(At least the book people get to do their wandering in an aromatic forest alongside a scenic riverbank; right now my office is deep in an interior building, devoid of natural light. Though I live in a stunningly beautiful place, while at work I don't get to see it, not even through a window. Such is the current status of the English professor in 2014.)
While the "book people" could at least see the light of day, we do have one advantage on them: the possibility to connect through technology. I know, I know—it’s popular for people like us (i.e., people who read) to bash technology as evil, to view the computer and/or the TV and/or the video game console and/or the smart phone as contributors to the dumbing-down of humanity, the fall of literacy, and perhaps the end of civilization as we know it. Here again I think of Fahrenheit 451, when the once-professor Faber opines: "It's not books you need, it's some of the things that once were in books. . . . The same infinite detail and awareness could be projected through the radios, and televisors, but are not. No, no, it's not books at all you're looking for! Take it where you can find it . . . Books were only one type of receptacle where we stored a lot of things we were afraid we might forget. There is nothing magical in them at all. The magic is only in what books say, how they stitched the patches of the universe together into one garment for us."

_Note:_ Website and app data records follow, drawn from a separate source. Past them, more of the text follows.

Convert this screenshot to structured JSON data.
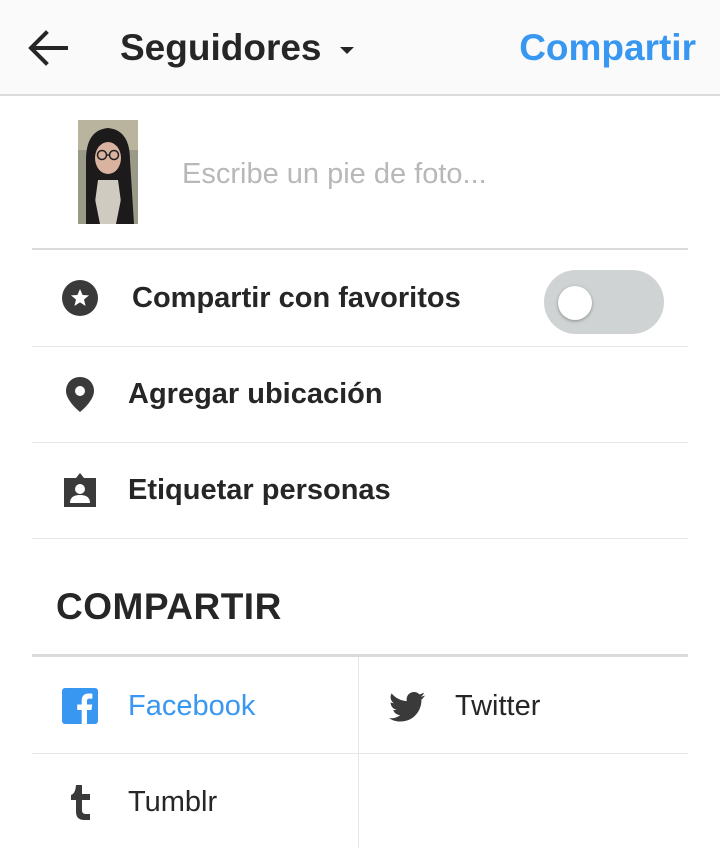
{
  "header": {
    "back_icon": "arrow-left-icon",
    "title": "Seguidores",
    "share_label": "Compartir",
    "accent_color": "#3897f0"
  },
  "caption": {
    "placeholder": "Escribe un pie de foto...",
    "value": ""
  },
  "options": {
    "favorites": {
      "label": "Compartir con favoritos",
      "icon": "star-circle-icon",
      "enabled": false
    },
    "location": {
      "label": "Agregar ubicación",
      "icon": "location-pin-icon"
    },
    "tag": {
      "label": "Etiquetar personas",
      "icon": "tag-person-icon"
    }
  },
  "share": {
    "heading": "COMPARTIR",
    "targets": [
      {
        "label": "Facebook",
        "icon": "facebook-icon",
        "active": true,
        "color": "#3897f0"
      },
      {
        "label": "Twitter",
        "icon": "twitter-icon",
        "active": false
      },
      {
        "label": "Tumblr",
        "icon": "tumblr-icon",
        "active": false
      }
    ]
  }
}
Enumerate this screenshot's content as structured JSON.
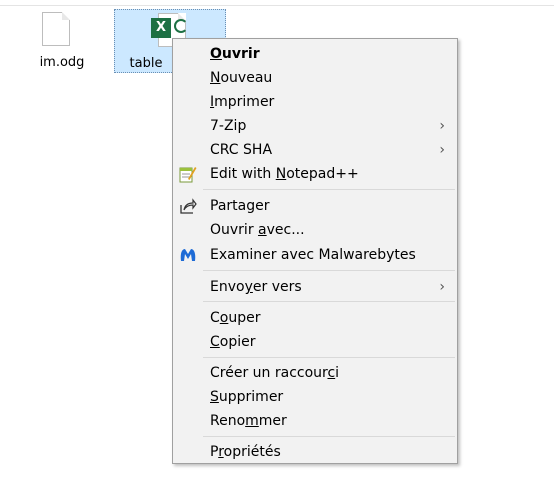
{
  "files": [
    {
      "name": "im.odg",
      "selected": false
    },
    {
      "name": "table",
      "selected": true,
      "badge": "X"
    }
  ],
  "menu": {
    "items": [
      {
        "before": "",
        "u": "O",
        "after": "uvrir",
        "bold": true,
        "icon": "",
        "submenu": false
      },
      {
        "before": "",
        "u": "N",
        "after": "ouveau",
        "bold": false,
        "icon": "",
        "submenu": false
      },
      {
        "before": "",
        "u": "I",
        "after": "mprimer",
        "bold": false,
        "icon": "",
        "submenu": false
      },
      {
        "before": "7-Zip",
        "u": "",
        "after": "",
        "bold": false,
        "icon": "",
        "submenu": true
      },
      {
        "before": "CRC SHA",
        "u": "",
        "after": "",
        "bold": false,
        "icon": "",
        "submenu": true
      },
      {
        "before": "Edit with ",
        "u": "N",
        "after": "otepad++",
        "bold": false,
        "icon": "notepad-icon",
        "submenu": false
      },
      {
        "before": "Partager",
        "u": "",
        "after": "",
        "bold": false,
        "icon": "share-icon",
        "submenu": false
      },
      {
        "before": "Ouvrir ",
        "u": "a",
        "after": "vec...",
        "bold": false,
        "icon": "",
        "submenu": false
      },
      {
        "before": "Examiner avec Malwarebytes",
        "u": "",
        "after": "",
        "bold": false,
        "icon": "malwarebytes-icon",
        "submenu": false
      },
      {
        "before": "Envo",
        "u": "y",
        "after": "er vers",
        "bold": false,
        "icon": "",
        "submenu": true
      },
      {
        "before": "C",
        "u": "o",
        "after": "uper",
        "bold": false,
        "icon": "",
        "submenu": false
      },
      {
        "before": "",
        "u": "C",
        "after": "opier",
        "bold": false,
        "icon": "",
        "submenu": false
      },
      {
        "before": "Créer un raccour",
        "u": "c",
        "after": "i",
        "bold": false,
        "icon": "",
        "submenu": false
      },
      {
        "before": "",
        "u": "S",
        "after": "upprimer",
        "bold": false,
        "icon": "",
        "submenu": false
      },
      {
        "before": "Reno",
        "u": "m",
        "after": "mer",
        "bold": false,
        "icon": "",
        "submenu": false
      },
      {
        "before": "P",
        "u": "r",
        "after": "opriétés",
        "bold": false,
        "icon": "",
        "submenu": false
      }
    ]
  }
}
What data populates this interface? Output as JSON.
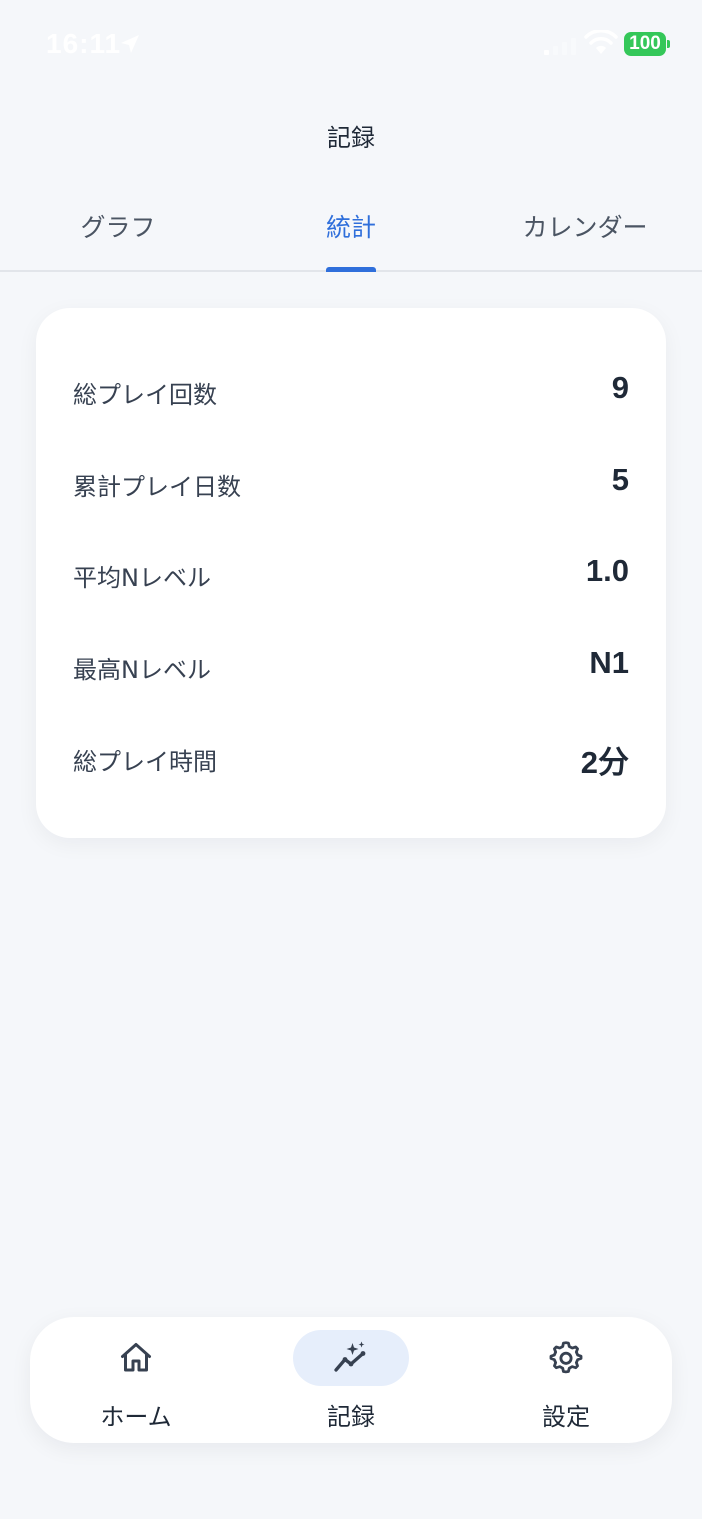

Faber makes a good point--after all, Mein Kampf was a book. Nor is there anything inherently evil in pictures that move and speak (for instance, I never grow tired of hearing Martin Luther King orating on the National Mall, speaking aloud his dream). We all know people who use technology poorly—hey, at times we may even be those people—but we can also use it productively. In the spirit of Faber's advice to take "the magic" where we can find it, I hope this blog will help more of us to "store" a lot of non-tangible things: literature, of course (in many forms and genres, from many places), as well as music, film, theatre, art, history, comparative religion, philosophy, and all forms of human expression and their study—the stuff we learn how to do and/or to appreciate not because we hope to make big bucks by doing so, but because the process of pursuing these endeavors adds value and meaning to our lives in ways that go far beyond making more money and acquiring more "stuff."
I’d also like to invite positive discussion and sharing of ideas--to take the humanities out of the so-called "ivory tower" (which in my case is more like a dungeon, lacking ivory). The humanities are crucial for everybody, not just those who teach, study, and/or practice them formally. The humanities have much to offer people from all walks of life, regardless of occupation, educational level, income, social status, religion, sexual orientation, gender, or any number of the many artificial barriers that fool us into thinking we don't share a common humanity. It is my hope that if we join together, those of us who care about keeping the arts and humanities alive--both within and outside traditional venues such as the academy--can convince more people to care and to work toward that end.
My goal here is ridiculously ambitious: I want nothing less than to change our cultural conversations. I want to broaden our sense of “what education is for,” to challenge unfair stereotypes of the hapless English major (or any arts/humanities student), and to persuade people that the humanities matter. I want to challenge the present cultural biases against anything that cannot be quantified in numerical terms. Like Bradbury's "book people," our goal is to keep cultural memory alive as we journey to a yet unknown place, anticipating a future in which a broader spectrum of society cares, as we do, about storing "a lot of things we [are] afraid we might forget." Maybe that is too much to expect, but we all owe it to ourselves to try. As Bradbury put it so well in his freakishly prescient novel: "Do your own bit of saving, and if you drown, at least die knowing you were headed for shore.”